“That’s Biriyani, my Lord!”: Three poems by Ra Sh That You Shouldn't Miss

Sign in

  

Delete Comment

Are you sure you want to delete this comment?

“That’s Biriyani, my Lord!”: Three poems by Ra Sh That You Shouldn't Miss

Poetry by Ra Sh

The Spider and the butterfly

One day Ms Spider died on her web.
Her moonly spun web
(replete with blogs, links, and poems)
bristled in the breeze
with tight little cocoons of
emojis, fireflies, and carnal comments.

None dared approach
fearing instant mummification.
Not even the most valiant males.

Abandoned by both prey and mate
she swayed in the sun fragmented by the web
shorn of its glue by harsh dry winds
till an Amul Butterfly landed on it.

Misreading her DP of red blossom,
the hapless Butterfly slithered along
one of the silken routes to reach the
sanctum sanctorum of the web.

But Ms.Spider had not died yet.
She clasped the Amul fly
in one last deathly spoonful hug.
The utterly-butterly-fly clasped the Ms
to draw the wildest nectar from her
(still thinking she is a bloom.)

They began a slippery-slurpery love game
yet unknown to the Jurassic world.
A game that would soon see
both alive both dead
both satiated and both crying
yeh web maange more.”

The web was blown to dust
in a gust of volcanic ash so rash
that the remnants of their love/death
were scattered to the four winds
(or, five or six or several).

The glass and steel world has not seen
a normal spider or a butterfly ever since,
not even during commercial breaks.

***

Buddha and Biriyani

When Buddha woke from
his psychotropic trance,
the analyst who had hypnotized him
asked, “How do you feel now Lord?
Are you free from
the clutches of Karma?”

Before replying,
Buddha’s nostrils flared.
He asked “what’s that
heavenly scent assailing
my senses?”
The Psycho sniffed the air
like a police dog and said
“That’s Biriyani, my Lord!”

The famished Lord said,
“Ah! Let me taste some of that
heavenly stuff before exiting
this damn cycle of food and feces”.
In gastronomic fervor,
the Lord transmigrated
on a long foodie trip
to all parts of the globe.

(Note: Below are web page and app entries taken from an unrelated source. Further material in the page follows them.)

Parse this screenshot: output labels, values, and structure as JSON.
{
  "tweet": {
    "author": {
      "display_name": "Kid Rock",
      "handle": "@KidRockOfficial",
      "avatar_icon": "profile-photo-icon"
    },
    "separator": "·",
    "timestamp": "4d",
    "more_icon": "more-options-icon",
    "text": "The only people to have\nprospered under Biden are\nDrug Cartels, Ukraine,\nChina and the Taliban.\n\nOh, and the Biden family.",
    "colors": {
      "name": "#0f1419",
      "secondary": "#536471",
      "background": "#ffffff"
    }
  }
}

He relished Biriyani with
Saji Kabab in Kabul,
Yak wraps in Lhasa,
Kukul Mas curry in Colombo,
Shabu-shabu in China,
Seollangtang in Korea,
Gyu Kushi in Japan,
Phat kaphrao in Thailand,
Amok trey in Cambodia,
Nwa Mee Hinga in Myanmar.

Satiated and saliva dripping
from his inflamed tongue
he lay down to sleep in a
Sala grove after a meal of pork
offered by a blacksmith.
In delirium, he dreamt of
partaking Daal Bhat Tarkari
In the kitchen of Yasodhara,
then nine months pregnant.
He attained Parinirvana
in his gastroenteric slumber.

Wherever he had eaten,
his faith spread
as he had commanded
his disciples to eat
whatever they got as alms
from the people.


Therefore, Ananda,
in the cycle of life and death,
there is no right food
or wrong food.
The cannibals know it best.

***

The luminous seed

Descended a luminous egg from the skies
glittering with strands of silver
light as a lover’s whisper
glowing with reminiscences
moist with longing.

Tried to touch her
she shied away
tried to hold her
she was slippery
as a soul.

Who are you, bright spore from the stars?

I asked
She retorted (with a touch of resentment)
don’t you recognize me,
you, with the sweet tongue?
I came sailing on a favourable wind
over a vast bloody ocean
and a choppy sea
leaping over an emerald island
sailing sailing sailing
in my urge to see you
I am your souls’s seed
your balmy lover
dying to sprout in you.

With a cry of recognition, I lunged at her
to trap her in my lifeline, but she
slipped out through the fate line.
she was gone in a flash.
I looked for her in vain
but, far away I heard her
laughter growing faint
as she sailed on sailed on
sailed on
away
from
m
e

***

Ra Sh has published three collections of poetry – Architecture of Flesh (Poetrywala), Bullet Train and other loaded poems (Hawakal), and Kintsugi by Hadni (RLFPA). Forthcoming books are The Ichi Tree Monkey and other stories (translation of Tamil Dalit writer Bama’s short stories) (Speaking Tiger) and Blind Men Write (a play) (Rubric). Rash’s English translations include Mother Forest (Women Unlimited) (from Malayalam), Waking is another dream (Navayana) (Srilankan Tamil poems translated with Meena Kandasmy), Don’t want caste (Navayana) (collection of Malayalam short stories by Dalit writers) and Kochiites (Greenex), a book on different communities in Kochi.

Support our literary endeavours by subscribing to the FREE Newsletter service of Bengaluru Review here. Reach out to us with any queries or ideas of your own at reviewbengaluru@gmail.com.

Like
Comment
Loading comments